They stood alone. The 59th regiment from New York broke and ran while the 71st Pennsylvania did as well. The Irish stayed, as noted by one writer, “The Irishmen of the 69th Pennsylvania resisted fiercely in a melee of rifle fire, bayonets, and fists. The Irish held.

Their place of victory has been referred to ever since by historians as the "High-Water mark of the Confederacy."  Victory came at a price – over the course of July 2nd and 3rd, the 69th had lost its commander, almost all of its officers and 143 out of 258 men.

 Over the days of savage fighting that saw 51,000 casualties, America's deadliest battle had several what-might-have-been moments, but Lee's final gambit, Pickett's Charge, has taken on a mythical quality of its own. Scholars have argued for 150 years about what would have happened next if Pickett's Charge had broken through and Lee had won at Gettysburg.

He would then have had a relatively unobstructed run towards the 69th's home town of Philadelphia, just 120 miles to the East. He could also have wheeled towards Washington, just 80 miles to the south.

More broadly, it would emerge subsequently that the British government had been close to formally recognizing the Confederacy on the eve of Gettysburg, and decided against this upon learning of the outcome. A Gettysburg defeat would have made it practically impossible for Lincoln to withstand the mounting pressure to engage in peace talks with the Confederacy, thus cementing secession. This would also have severely damaged his chances of being re-elected in 1864.

The battle between Irish units on Cemetery Hill may be one of the strangest chapters of the Irish story in America. Irish immigrants advancing through brutal shelling and chaos, and then seeing, through the smoke, green unit flags virtually identical to their own, carried by men shouting eerily familiar phrases. “Fag an Bealach” clear the way resounded on both sides. The role of the Irish on both sides has now been acknowledged, Tucker has restored a vital part of our history in America. As for America, the new nation “conceived in liberty” and consecrated on the bloody field of Gettysburg would stand forever.

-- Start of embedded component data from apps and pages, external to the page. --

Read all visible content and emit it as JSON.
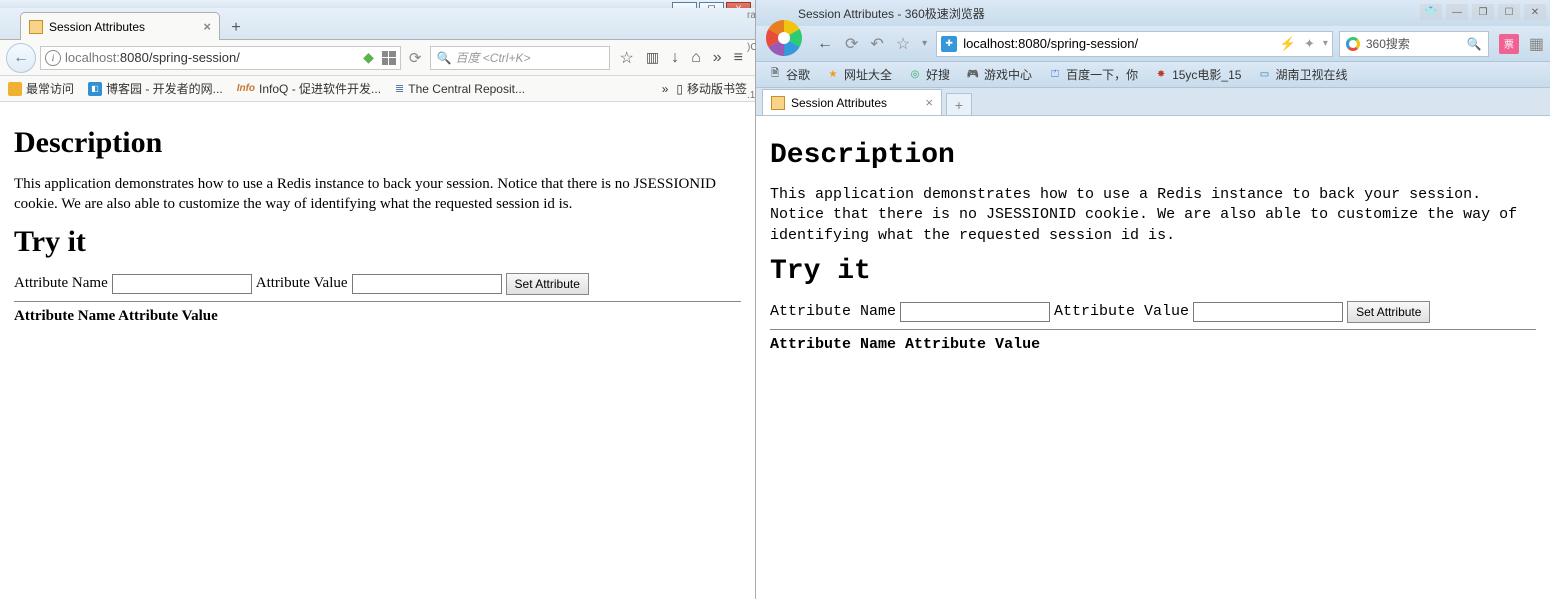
{
  "left": {
    "tab_title": "Session Attributes",
    "url_display_host": "localhost:",
    "url_display_rest": "8080/spring-session/",
    "search_placeholder": "百度 <Ctrl+K>",
    "bookmarks": {
      "most_visited": "最常访问",
      "cnblogs": "博客园 - 开发者的网...",
      "infoq": "InfoQ - 促进软件开发...",
      "central": "The Central Reposit...",
      "mobile": "移动版书签"
    },
    "winbtns": {
      "min": "—",
      "max": "☐",
      "close": "X"
    }
  },
  "right": {
    "window_title": "Session Attributes - 360极速浏览器",
    "url": "localhost:8080/spring-session/",
    "search_label": "360搜索",
    "ticket": "票",
    "bookmarks": {
      "google": "谷歌",
      "sites": "网址大全",
      "haosou": "好搜",
      "games": "游戏中心",
      "baidu": "百度一下，你",
      "yc": "15yc电影_15",
      "hunan": "湖南卫视在线"
    },
    "tab_title": "Session Attributes",
    "winbtns": {
      "skin": "👕",
      "min": "—",
      "restore": "❐",
      "max": "☐",
      "close": "✕"
    }
  },
  "page": {
    "h_desc": "Description",
    "desc_text": "This application demonstrates how to use a Redis instance to back your session. Notice that there is no JSESSIONID cookie. We are also able to customize the way of identifying what the requested session id is.",
    "h_try": "Try it",
    "label_name": "Attribute Name",
    "label_value": "Attribute Value",
    "btn_set": "Set Attribute",
    "th_name": "Attribute Name",
    "th_value": "Attribute Value"
  }
}
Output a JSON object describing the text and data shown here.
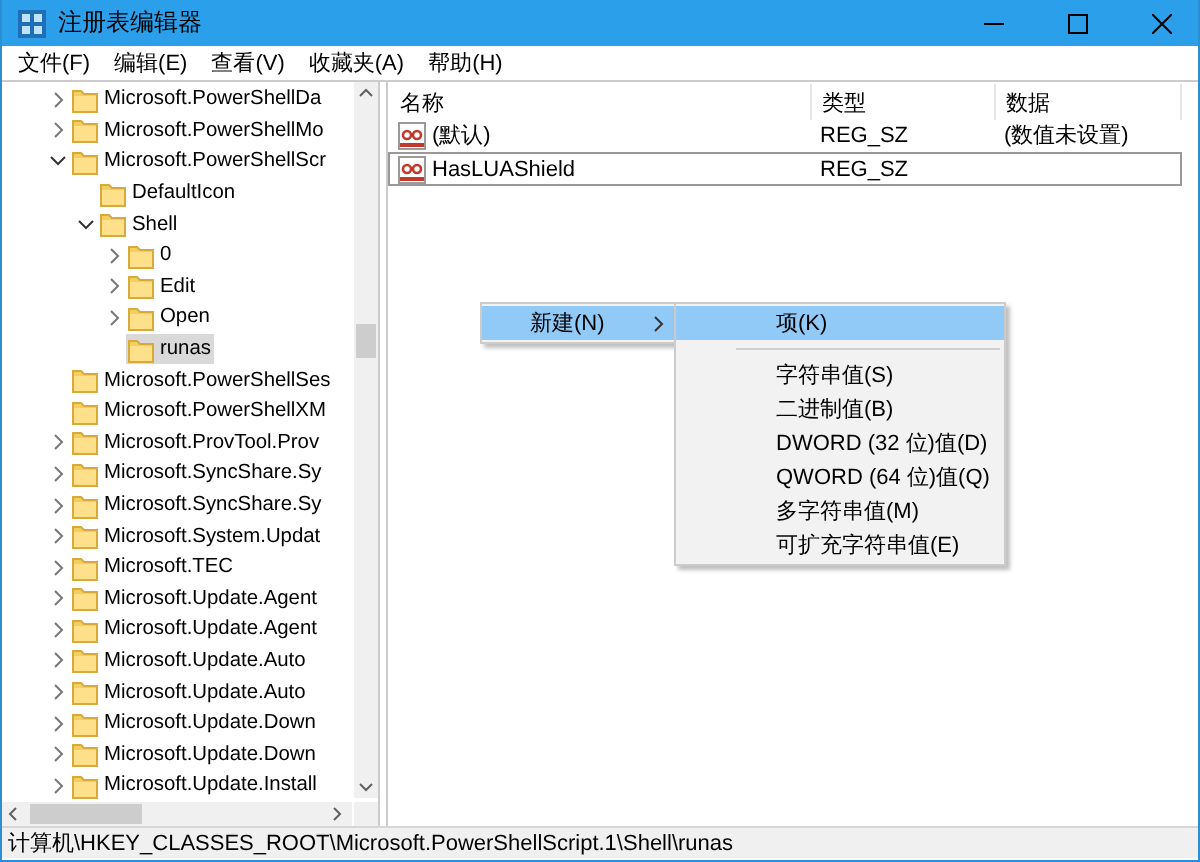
{
  "window": {
    "title": "注册表编辑器"
  },
  "menu_bar": [
    {
      "label": "文件(F)"
    },
    {
      "label": "编辑(E)"
    },
    {
      "label": "查看(V)"
    },
    {
      "label": "收藏夹(A)"
    },
    {
      "label": "帮助(H)"
    }
  ],
  "tree": {
    "items": [
      {
        "label": "Microsoft.PowerShellDa",
        "expandable": true,
        "expanded": false,
        "selected": false
      },
      {
        "label": "Microsoft.PowerShellMo",
        "expandable": true,
        "expanded": false,
        "selected": false
      },
      {
        "label": "Microsoft.PowerShellScr",
        "expandable": true,
        "expanded": true,
        "selected": false,
        "children": [
          {
            "label": "DefaultIcon",
            "expandable": false,
            "selected": false
          },
          {
            "label": "Shell",
            "expandable": true,
            "expanded": true,
            "selected": false,
            "children": [
              {
                "label": "0",
                "expandable": true,
                "expanded": false,
                "selected": false
              },
              {
                "label": "Edit",
                "expandable": true,
                "expanded": false,
                "selected": false
              },
              {
                "label": "Open",
                "expandable": true,
                "expanded": false,
                "selected": false
              },
              {
                "label": "runas",
                "expandable": false,
                "selected": true
              }
            ]
          }
        ]
      },
      {
        "label": "Microsoft.PowerShellSes",
        "expandable": false,
        "selected": false
      },
      {
        "label": "Microsoft.PowerShellXM",
        "expandable": false,
        "selected": false
      },
      {
        "label": "Microsoft.ProvTool.Prov",
        "expandable": true,
        "expanded": false,
        "selected": false
      },
      {
        "label": "Microsoft.SyncShare.Sy",
        "expandable": true,
        "expanded": false,
        "selected": false
      },
      {
        "label": "Microsoft.SyncShare.Sy",
        "expandable": true,
        "expanded": false,
        "selected": false
      },
      {
        "label": "Microsoft.System.Updat",
        "expandable": true,
        "expanded": false,
        "selected": false
      },
      {
        "label": "Microsoft.TEC",
        "expandable": true,
        "expanded": false,
        "selected": false
      },
      {
        "label": "Microsoft.Update.Agent",
        "expandable": true,
        "expanded": false,
        "selected": false
      },
      {
        "label": "Microsoft.Update.Agent",
        "expandable": true,
        "expanded": false,
        "selected": false
      },
      {
        "label": "Microsoft.Update.Auto",
        "expandable": true,
        "expanded": false,
        "selected": false
      },
      {
        "label": "Microsoft.Update.Auto",
        "expandable": true,
        "expanded": false,
        "selected": false
      },
      {
        "label": "Microsoft.Update.Down",
        "expandable": true,
        "expanded": false,
        "selected": false
      },
      {
        "label": "Microsoft.Update.Down",
        "expandable": true,
        "expanded": false,
        "selected": false
      },
      {
        "label": "Microsoft.Update.Install",
        "expandable": true,
        "expanded": false,
        "selected": false
      }
    ]
  },
  "values": {
    "columns": [
      "名称",
      "类型",
      "数据"
    ],
    "rows": [
      {
        "name": "(默认)",
        "type": "REG_SZ",
        "data": "(数值未设置)",
        "focused": false
      },
      {
        "name": "HasLUAShield",
        "type": "REG_SZ",
        "focused": true
      }
    ]
  },
  "context_menu": {
    "items": [
      {
        "label": "新建(N)",
        "has_submenu": true,
        "selected": true
      }
    ],
    "submenu": {
      "items": [
        {
          "kind": "item",
          "label": "项(K)",
          "selected": true
        },
        {
          "kind": "separator"
        },
        {
          "kind": "item",
          "label": "字符串值(S)",
          "selected": false
        },
        {
          "kind": "item",
          "label": "二进制值(B)",
          "selected": false
        },
        {
          "kind": "item",
          "label": "DWORD (32 位)值(D)",
          "selected": false
        },
        {
          "kind": "item",
          "label": "QWORD (64 位)值(Q)",
          "selected": false
        },
        {
          "kind": "item",
          "label": "多字符串值(M)",
          "selected": false
        },
        {
          "kind": "item",
          "label": "可扩充字符串值(E)",
          "selected": false
        }
      ]
    }
  },
  "status_bar": {
    "path": "计算机\\HKEY_CLASSES_ROOT\\Microsoft.PowerShellScript.1\\Shell\\runas"
  }
}
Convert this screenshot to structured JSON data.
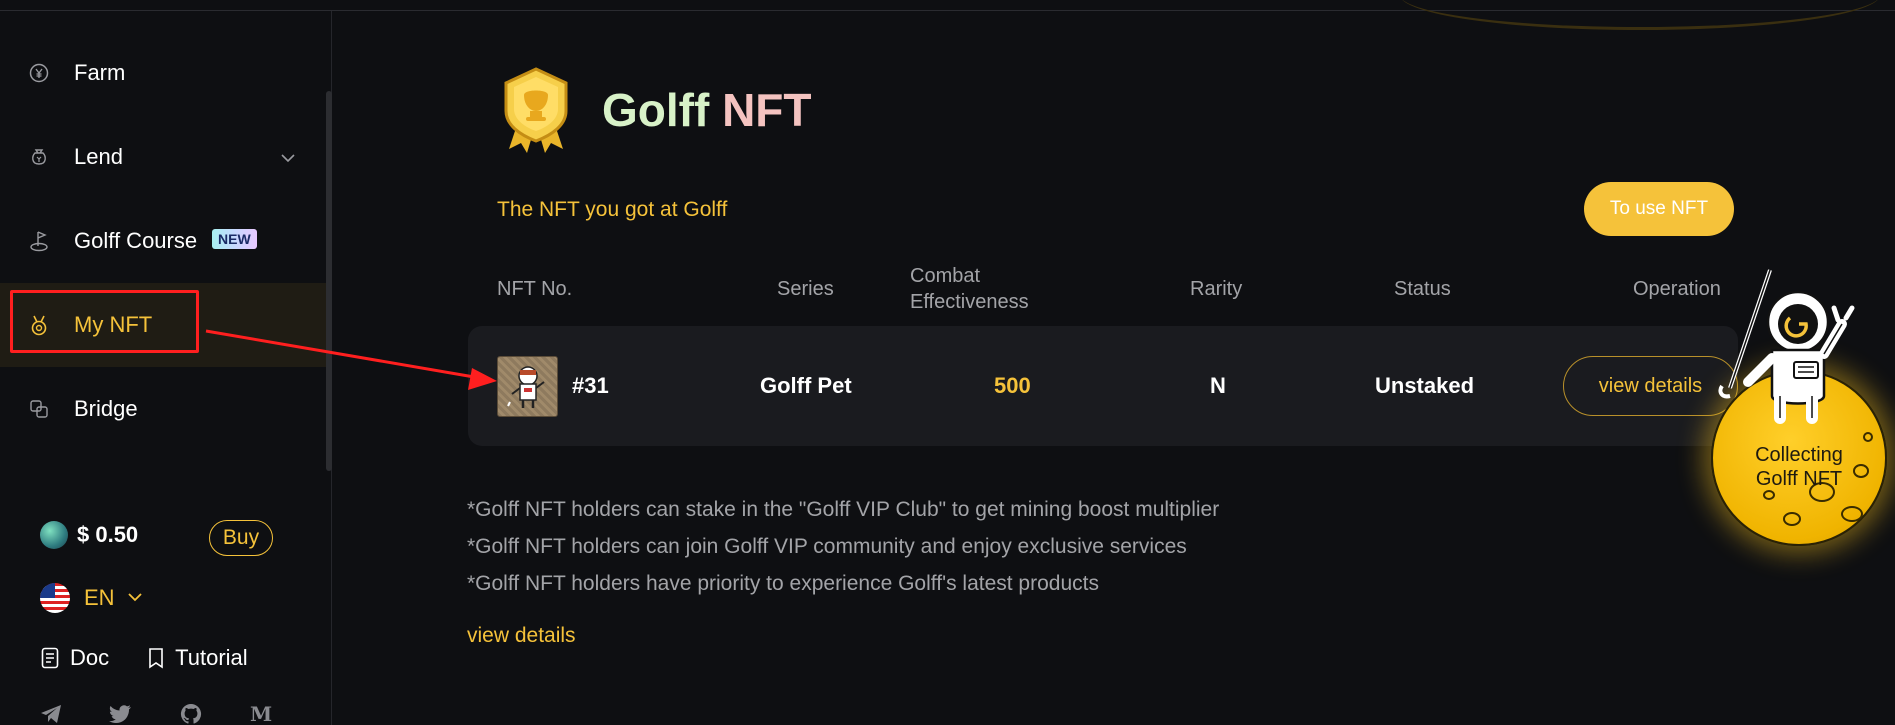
{
  "sidebar": {
    "items": [
      {
        "label": "Farm",
        "icon": "yen-coin-icon"
      },
      {
        "label": "Lend",
        "icon": "money-bag-icon"
      },
      {
        "label": "Golff Course",
        "icon": "golf-flag-icon",
        "badge": "NEW"
      },
      {
        "label": "My NFT",
        "icon": "medal-icon",
        "active": true
      },
      {
        "label": "Bridge",
        "icon": "bridge-icon"
      }
    ],
    "price": "$ 0.50",
    "buy_label": "Buy",
    "language": "EN",
    "links": [
      {
        "label": "Doc",
        "icon": "document-icon"
      },
      {
        "label": "Tutorial",
        "icon": "bookmark-icon"
      }
    ],
    "social": [
      "telegram-icon",
      "twitter-icon",
      "github-icon",
      "medium-icon"
    ]
  },
  "main": {
    "title_part1": "Golff",
    "title_part2": "NFT",
    "subtitle": "The NFT you got at Golff",
    "use_button": "To use NFT",
    "table": {
      "headers": {
        "nft_no": "NFT No.",
        "series": "Series",
        "combat_line1": "Combat",
        "combat_line2": "Effectiveness",
        "rarity": "Rarity",
        "status": "Status",
        "operation": "Operation"
      },
      "rows": [
        {
          "nft_no": "#31",
          "series": "Golff Pet",
          "combat": "500",
          "rarity": "N",
          "status": "Unstaked",
          "operation": "view details"
        }
      ]
    },
    "notes": [
      "*Golff NFT holders can stake in the \"Golff VIP Club\" to get mining boost multiplier",
      "*Golff NFT holders can join Golff VIP community and enjoy exclusive services",
      "*Golff NFT holders have priority to experience Golff's latest products"
    ],
    "view_details_link": "view details",
    "floating_badge_line1": "Collecting",
    "floating_badge_line2": "Golff NFT"
  },
  "colors": {
    "accent": "#f5c23a",
    "background": "#0e0f12",
    "row_bg": "#1a1b1f",
    "annotation": "#ff1f1f"
  }
}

* Adrian Jones, a native of Roscommon, lives in New Jersey. He served in the Irish Army from 1981-89.